WORK ORDER: Pull every line that holds the word "Windows" from the entries.
*** DATA SUPPLIED ***
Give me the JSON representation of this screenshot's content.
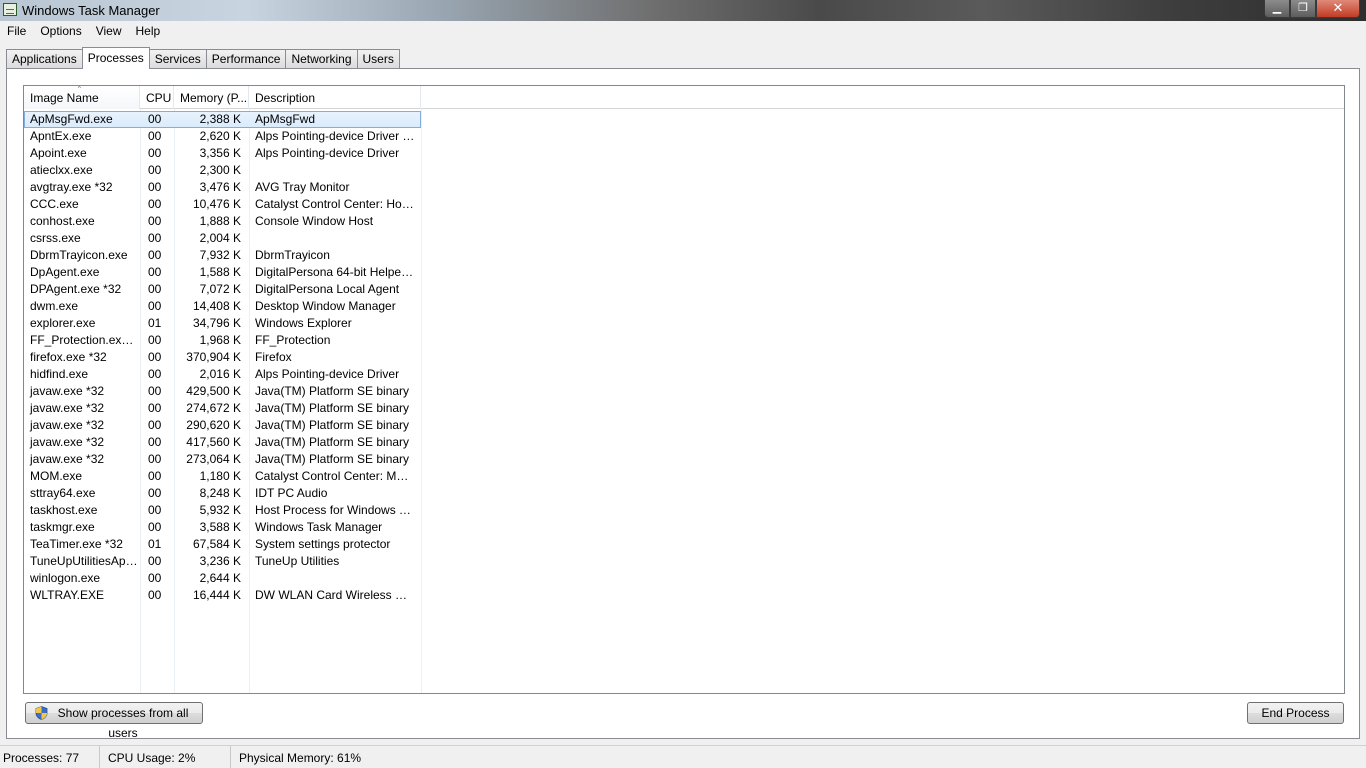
{
  "window": {
    "title": "Windows Task Manager",
    "min_glyph": "▁",
    "max_glyph": "❐",
    "close_glyph": "✕"
  },
  "menu": [
    "File",
    "Options",
    "View",
    "Help"
  ],
  "tabs": [
    "Applications",
    "Processes",
    "Services",
    "Performance",
    "Networking",
    "Users"
  ],
  "active_tab": "Processes",
  "columns": {
    "name": "Image Name",
    "cpu": "CPU",
    "memory": "Memory (P...",
    "description": "Description",
    "sort_indicator": "^"
  },
  "processes": [
    {
      "name": "ApMsgFwd.exe",
      "cpu": "00",
      "memory": "2,388 K",
      "description": "ApMsgFwd"
    },
    {
      "name": "ApntEx.exe",
      "cpu": "00",
      "memory": "2,620 K",
      "description": "Alps Pointing-device Driver for..."
    },
    {
      "name": "Apoint.exe",
      "cpu": "00",
      "memory": "3,356 K",
      "description": "Alps Pointing-device Driver"
    },
    {
      "name": "atieclxx.exe",
      "cpu": "00",
      "memory": "2,300 K",
      "description": ""
    },
    {
      "name": "avgtray.exe *32",
      "cpu": "00",
      "memory": "3,476 K",
      "description": "AVG Tray Monitor"
    },
    {
      "name": "CCC.exe",
      "cpu": "00",
      "memory": "10,476 K",
      "description": "Catalyst Control Center: Host ..."
    },
    {
      "name": "conhost.exe",
      "cpu": "00",
      "memory": "1,888 K",
      "description": "Console Window Host"
    },
    {
      "name": "csrss.exe",
      "cpu": "00",
      "memory": "2,004 K",
      "description": ""
    },
    {
      "name": "DbrmTrayicon.exe",
      "cpu": "00",
      "memory": "7,932 K",
      "description": "DbrmTrayicon"
    },
    {
      "name": "DpAgent.exe",
      "cpu": "00",
      "memory": "1,588 K",
      "description": "DigitalPersona 64-bit Helper Pr..."
    },
    {
      "name": "DPAgent.exe *32",
      "cpu": "00",
      "memory": "7,072 K",
      "description": "DigitalPersona Local Agent"
    },
    {
      "name": "dwm.exe",
      "cpu": "00",
      "memory": "14,408 K",
      "description": "Desktop Window Manager"
    },
    {
      "name": "explorer.exe",
      "cpu": "01",
      "memory": "34,796 K",
      "description": "Windows Explorer"
    },
    {
      "name": "FF_Protection.exe ...",
      "cpu": "00",
      "memory": "1,968 K",
      "description": "FF_Protection"
    },
    {
      "name": "firefox.exe *32",
      "cpu": "00",
      "memory": "370,904 K",
      "description": "Firefox"
    },
    {
      "name": "hidfind.exe",
      "cpu": "00",
      "memory": "2,016 K",
      "description": "Alps Pointing-device Driver"
    },
    {
      "name": "javaw.exe *32",
      "cpu": "00",
      "memory": "429,500 K",
      "description": "Java(TM) Platform SE binary"
    },
    {
      "name": "javaw.exe *32",
      "cpu": "00",
      "memory": "274,672 K",
      "description": "Java(TM) Platform SE binary"
    },
    {
      "name": "javaw.exe *32",
      "cpu": "00",
      "memory": "290,620 K",
      "description": "Java(TM) Platform SE binary"
    },
    {
      "name": "javaw.exe *32",
      "cpu": "00",
      "memory": "417,560 K",
      "description": "Java(TM) Platform SE binary"
    },
    {
      "name": "javaw.exe *32",
      "cpu": "00",
      "memory": "273,064 K",
      "description": "Java(TM) Platform SE binary"
    },
    {
      "name": "MOM.exe",
      "cpu": "00",
      "memory": "1,180 K",
      "description": "Catalyst Control Center: Moni..."
    },
    {
      "name": "sttray64.exe",
      "cpu": "00",
      "memory": "8,248 K",
      "description": "IDT PC Audio"
    },
    {
      "name": "taskhost.exe",
      "cpu": "00",
      "memory": "5,932 K",
      "description": "Host Process for Windows Tasks"
    },
    {
      "name": "taskmgr.exe",
      "cpu": "00",
      "memory": "3,588 K",
      "description": "Windows Task Manager"
    },
    {
      "name": "TeaTimer.exe *32",
      "cpu": "01",
      "memory": "67,584 K",
      "description": "System settings protector"
    },
    {
      "name": "TuneUpUtilitiesApp...",
      "cpu": "00",
      "memory": "3,236 K",
      "description": "TuneUp Utilities"
    },
    {
      "name": "winlogon.exe",
      "cpu": "00",
      "memory": "2,644 K",
      "description": ""
    },
    {
      "name": "WLTRAY.EXE",
      "cpu": "00",
      "memory": "16,444 K",
      "description": "DW WLAN Card Wireless Netw..."
    }
  ],
  "selected_row": 0,
  "buttons": {
    "show_all": "Show processes from all users",
    "end_process": "End Process"
  },
  "status": {
    "processes": "Processes: 77",
    "cpu": "CPU Usage: 2%",
    "memory": "Physical Memory: 61%"
  },
  "icons": {
    "app": "task-manager-icon",
    "shield": "uac-shield-icon"
  },
  "colors": {
    "selection_fill": "#d9ebfc",
    "selection_border": "#84acdd",
    "close_button": "#c23c24"
  }
}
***
COMPLETED TASK:
    "title": "Windows Task Manager",
      "description": "Windows Explorer"
      "description": "Host Process for Windows Tasks"
      "description": "Windows Task Manager"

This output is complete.